==== Supplied data

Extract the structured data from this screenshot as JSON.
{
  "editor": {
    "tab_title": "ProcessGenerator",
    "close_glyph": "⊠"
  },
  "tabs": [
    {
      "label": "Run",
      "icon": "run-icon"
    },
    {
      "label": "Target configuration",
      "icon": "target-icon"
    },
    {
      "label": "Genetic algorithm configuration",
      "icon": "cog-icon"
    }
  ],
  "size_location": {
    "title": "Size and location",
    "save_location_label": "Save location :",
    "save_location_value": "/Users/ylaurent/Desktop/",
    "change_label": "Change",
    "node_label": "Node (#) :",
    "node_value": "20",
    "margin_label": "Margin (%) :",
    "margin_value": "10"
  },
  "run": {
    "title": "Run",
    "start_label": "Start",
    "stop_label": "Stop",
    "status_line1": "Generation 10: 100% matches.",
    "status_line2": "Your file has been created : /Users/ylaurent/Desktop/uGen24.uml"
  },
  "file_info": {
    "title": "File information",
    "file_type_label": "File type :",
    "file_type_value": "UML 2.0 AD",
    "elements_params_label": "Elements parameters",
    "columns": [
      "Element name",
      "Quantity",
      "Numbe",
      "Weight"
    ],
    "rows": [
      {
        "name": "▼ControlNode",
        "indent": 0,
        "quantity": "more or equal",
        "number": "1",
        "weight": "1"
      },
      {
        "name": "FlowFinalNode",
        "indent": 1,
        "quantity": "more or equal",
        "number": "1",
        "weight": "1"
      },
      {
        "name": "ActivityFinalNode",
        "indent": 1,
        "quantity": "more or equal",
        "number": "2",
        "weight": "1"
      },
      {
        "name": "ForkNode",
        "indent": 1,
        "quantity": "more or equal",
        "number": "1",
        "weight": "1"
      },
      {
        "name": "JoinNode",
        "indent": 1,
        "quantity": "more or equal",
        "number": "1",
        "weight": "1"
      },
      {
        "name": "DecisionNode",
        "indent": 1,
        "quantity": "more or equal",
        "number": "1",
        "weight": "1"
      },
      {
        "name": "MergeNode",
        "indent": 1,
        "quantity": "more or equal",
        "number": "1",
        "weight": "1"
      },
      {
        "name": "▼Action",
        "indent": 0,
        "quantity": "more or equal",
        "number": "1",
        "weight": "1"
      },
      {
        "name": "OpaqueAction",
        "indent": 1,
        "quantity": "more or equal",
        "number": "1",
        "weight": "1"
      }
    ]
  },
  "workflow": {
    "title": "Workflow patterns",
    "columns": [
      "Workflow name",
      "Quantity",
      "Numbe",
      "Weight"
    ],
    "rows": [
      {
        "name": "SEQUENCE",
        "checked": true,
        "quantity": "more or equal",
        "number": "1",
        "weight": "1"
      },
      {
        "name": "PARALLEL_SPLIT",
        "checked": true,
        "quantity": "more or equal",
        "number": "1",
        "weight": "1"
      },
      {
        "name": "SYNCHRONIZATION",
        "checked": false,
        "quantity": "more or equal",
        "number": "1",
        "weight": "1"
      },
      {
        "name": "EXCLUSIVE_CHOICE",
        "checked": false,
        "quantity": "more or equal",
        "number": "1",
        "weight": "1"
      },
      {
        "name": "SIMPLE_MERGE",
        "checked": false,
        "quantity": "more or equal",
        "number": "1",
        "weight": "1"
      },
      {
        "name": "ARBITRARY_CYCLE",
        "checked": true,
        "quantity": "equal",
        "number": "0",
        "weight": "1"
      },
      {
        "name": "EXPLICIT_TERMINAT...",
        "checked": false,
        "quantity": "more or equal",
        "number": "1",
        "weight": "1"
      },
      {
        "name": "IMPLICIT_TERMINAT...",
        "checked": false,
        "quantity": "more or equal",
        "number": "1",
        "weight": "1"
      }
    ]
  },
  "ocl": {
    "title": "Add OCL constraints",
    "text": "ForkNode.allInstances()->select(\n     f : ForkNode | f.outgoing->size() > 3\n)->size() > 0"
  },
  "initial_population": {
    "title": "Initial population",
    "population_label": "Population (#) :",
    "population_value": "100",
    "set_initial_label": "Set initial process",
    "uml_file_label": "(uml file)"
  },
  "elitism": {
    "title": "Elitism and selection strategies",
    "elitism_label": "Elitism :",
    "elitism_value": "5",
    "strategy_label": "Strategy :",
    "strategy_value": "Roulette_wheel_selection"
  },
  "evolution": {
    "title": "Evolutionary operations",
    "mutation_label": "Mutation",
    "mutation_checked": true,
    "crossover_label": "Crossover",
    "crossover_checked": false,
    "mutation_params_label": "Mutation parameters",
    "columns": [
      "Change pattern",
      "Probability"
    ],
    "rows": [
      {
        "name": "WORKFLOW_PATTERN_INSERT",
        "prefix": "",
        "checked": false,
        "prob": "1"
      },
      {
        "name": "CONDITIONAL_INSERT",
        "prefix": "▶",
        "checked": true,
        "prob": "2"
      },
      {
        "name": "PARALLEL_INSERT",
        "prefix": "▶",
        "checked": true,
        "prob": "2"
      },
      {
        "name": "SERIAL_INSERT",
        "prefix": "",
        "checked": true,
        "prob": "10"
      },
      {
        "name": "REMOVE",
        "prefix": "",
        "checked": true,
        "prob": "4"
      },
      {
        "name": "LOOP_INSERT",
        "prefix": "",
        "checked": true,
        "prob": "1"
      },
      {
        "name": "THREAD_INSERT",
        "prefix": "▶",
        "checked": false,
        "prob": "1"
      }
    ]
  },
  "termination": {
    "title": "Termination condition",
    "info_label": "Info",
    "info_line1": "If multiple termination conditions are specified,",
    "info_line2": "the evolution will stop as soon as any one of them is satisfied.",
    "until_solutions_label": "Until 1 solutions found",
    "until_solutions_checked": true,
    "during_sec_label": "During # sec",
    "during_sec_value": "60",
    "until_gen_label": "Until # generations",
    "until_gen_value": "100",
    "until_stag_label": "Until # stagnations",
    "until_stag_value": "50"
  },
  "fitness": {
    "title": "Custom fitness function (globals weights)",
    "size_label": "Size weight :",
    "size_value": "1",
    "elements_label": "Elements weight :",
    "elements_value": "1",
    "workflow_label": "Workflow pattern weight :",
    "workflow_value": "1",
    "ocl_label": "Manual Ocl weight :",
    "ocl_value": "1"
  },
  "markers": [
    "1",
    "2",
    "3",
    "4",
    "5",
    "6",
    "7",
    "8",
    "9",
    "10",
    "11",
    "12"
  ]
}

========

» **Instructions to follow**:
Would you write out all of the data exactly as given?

» **Solution to this task**:
Extract the structured data from this screenshot as JSON.
{
  "editor": {
    "tab_title": "ProcessGenerator",
    "close_glyph": "⊠"
  },
  "tabs": [
    {
      "label": "Run",
      "icon": "run-icon"
    },
    {
      "label": "Target configuration",
      "icon": "target-icon"
    },
    {
      "label": "Genetic algorithm configuration",
      "icon": "cog-icon"
    }
  ],
  "size_location": {
    "title": "Size and location",
    "save_location_label": "Save location :",
    "save_location_value": "/Users/ylaurent/Desktop/",
    "change_label": "Change",
    "node_label": "Node (#) :",
    "node_value": "20",
    "margin_label": "Margin (%) :",
    "margin_value": "10"
  },
  "run": {
    "title": "Run",
    "start_label": "Start",
    "stop_label": "Stop",
    "status_line1": "Generation 10: 100% matches.",
    "status_line2": "Your file has been created : /Users/ylaurent/Desktop/uGen24.uml"
  },
  "file_info": {
    "title": "File information",
    "file_type_label": "File type :",
    "file_type_value": "UML 2.0 AD",
    "elements_params_label": "Elements parameters",
    "columns": [
      "Element name",
      "Quantity",
      "Numbe",
      "Weight"
    ],
    "rows": [
      {
        "name": "▼ControlNode",
        "indent": 0,
        "quantity": "more or equal",
        "number": "1",
        "weight": "1"
      },
      {
        "name": "FlowFinalNode",
        "indent": 1,
        "quantity": "more or equal",
        "number": "1",
        "weight": "1"
      },
      {
        "name": "ActivityFinalNode",
        "indent": 1,
        "quantity": "more or equal",
        "number": "2",
        "weight": "1"
      },
      {
        "name": "ForkNode",
        "indent": 1,
        "quantity": "more or equal",
        "number": "1",
        "weight": "1"
      },
      {
        "name": "JoinNode",
        "indent": 1,
        "quantity": "more or equal",
        "number": "1",
        "weight": "1"
      },
      {
        "name": "DecisionNode",
        "indent": 1,
        "quantity": "more or equal",
        "number": "1",
        "weight": "1"
      },
      {
        "name": "MergeNode",
        "indent": 1,
        "quantity": "more or equal",
        "number": "1",
        "weight": "1"
      },
      {
        "name": "▼Action",
        "indent": 0,
        "quantity": "more or equal",
        "number": "1",
        "weight": "1"
      },
      {
        "name": "OpaqueAction",
        "indent": 1,
        "quantity": "more or equal",
        "number": "1",
        "weight": "1"
      }
    ]
  },
  "workflow": {
    "title": "Workflow patterns",
    "columns": [
      "Workflow name",
      "Quantity",
      "Numbe",
      "Weight"
    ],
    "rows": [
      {
        "name": "SEQUENCE",
        "checked": true,
        "quantity": "more or equal",
        "number": "1",
        "weight": "1"
      },
      {
        "name": "PARALLEL_SPLIT",
        "checked": true,
        "quantity": "more or equal",
        "number": "1",
        "weight": "1"
      },
      {
        "name": "SYNCHRONIZATION",
        "checked": false,
        "quantity": "more or equal",
        "number": "1",
        "weight": "1"
      },
      {
        "name": "EXCLUSIVE_CHOICE",
        "checked": false,
        "quantity": "more or equal",
        "number": "1",
        "weight": "1"
      },
      {
        "name": "SIMPLE_MERGE",
        "checked": false,
        "quantity": "more or equal",
        "number": "1",
        "weight": "1"
      },
      {
        "name": "ARBITRARY_CYCLE",
        "checked": true,
        "quantity": "equal",
        "number": "0",
        "weight": "1"
      },
      {
        "name": "EXPLICIT_TERMINAT...",
        "checked": false,
        "quantity": "more or equal",
        "number": "1",
        "weight": "1"
      },
      {
        "name": "IMPLICIT_TERMINAT...",
        "checked": false,
        "quantity": "more or equal",
        "number": "1",
        "weight": "1"
      }
    ]
  },
  "ocl": {
    "title": "Add OCL constraints",
    "text": "ForkNode.allInstances()->select(\n     f : ForkNode | f.outgoing->size() > 3\n)->size() > 0"
  },
  "initial_population": {
    "title": "Initial population",
    "population_label": "Population (#) :",
    "population_value": "100",
    "set_initial_label": "Set initial process",
    "uml_file_label": "(uml file)"
  },
  "elitism": {
    "title": "Elitism and selection strategies",
    "elitism_label": "Elitism :",
    "elitism_value": "5",
    "strategy_label": "Strategy :",
    "strategy_value": "Roulette_wheel_selection"
  },
  "evolution": {
    "title": "Evolutionary operations",
    "mutation_label": "Mutation",
    "mutation_checked": true,
    "crossover_label": "Crossover",
    "crossover_checked": false,
    "mutation_params_label": "Mutation parameters",
    "columns": [
      "Change pattern",
      "Probability"
    ],
    "rows": [
      {
        "name": "WORKFLOW_PATTERN_INSERT",
        "prefix": "",
        "checked": false,
        "prob": "1"
      },
      {
        "name": "CONDITIONAL_INSERT",
        "prefix": "▶",
        "checked": true,
        "prob": "2"
      },
      {
        "name": "PARALLEL_INSERT",
        "prefix": "▶",
        "checked": true,
        "prob": "2"
      },
      {
        "name": "SERIAL_INSERT",
        "prefix": "",
        "checked": true,
        "prob": "10"
      },
      {
        "name": "REMOVE",
        "prefix": "",
        "checked": true,
        "prob": "4"
      },
      {
        "name": "LOOP_INSERT",
        "prefix": "",
        "checked": true,
        "prob": "1"
      },
      {
        "name": "THREAD_INSERT",
        "prefix": "▶",
        "checked": false,
        "prob": "1"
      }
    ]
  },
  "termination": {
    "title": "Termination condition",
    "info_label": "Info",
    "info_line1": "If multiple termination conditions are specified,",
    "info_line2": "the evolution will stop as soon as any one of them is satisfied.",
    "until_solutions_label": "Until 1 solutions found",
    "until_solutions_checked": true,
    "during_sec_label": "During # sec",
    "during_sec_value": "60",
    "until_gen_label": "Until # generations",
    "until_gen_value": "100",
    "until_stag_label": "Until # stagnations",
    "until_stag_value": "50"
  },
  "fitness": {
    "title": "Custom fitness function (globals weights)",
    "size_label": "Size weight :",
    "size_value": "1",
    "elements_label": "Elements weight :",
    "elements_value": "1",
    "workflow_label": "Workflow pattern weight :",
    "workflow_value": "1",
    "ocl_label": "Manual Ocl weight :",
    "ocl_value": "1"
  },
  "markers": [
    "1",
    "2",
    "3",
    "4",
    "5",
    "6",
    "7",
    "8",
    "9",
    "10",
    "11",
    "12"
  ]
}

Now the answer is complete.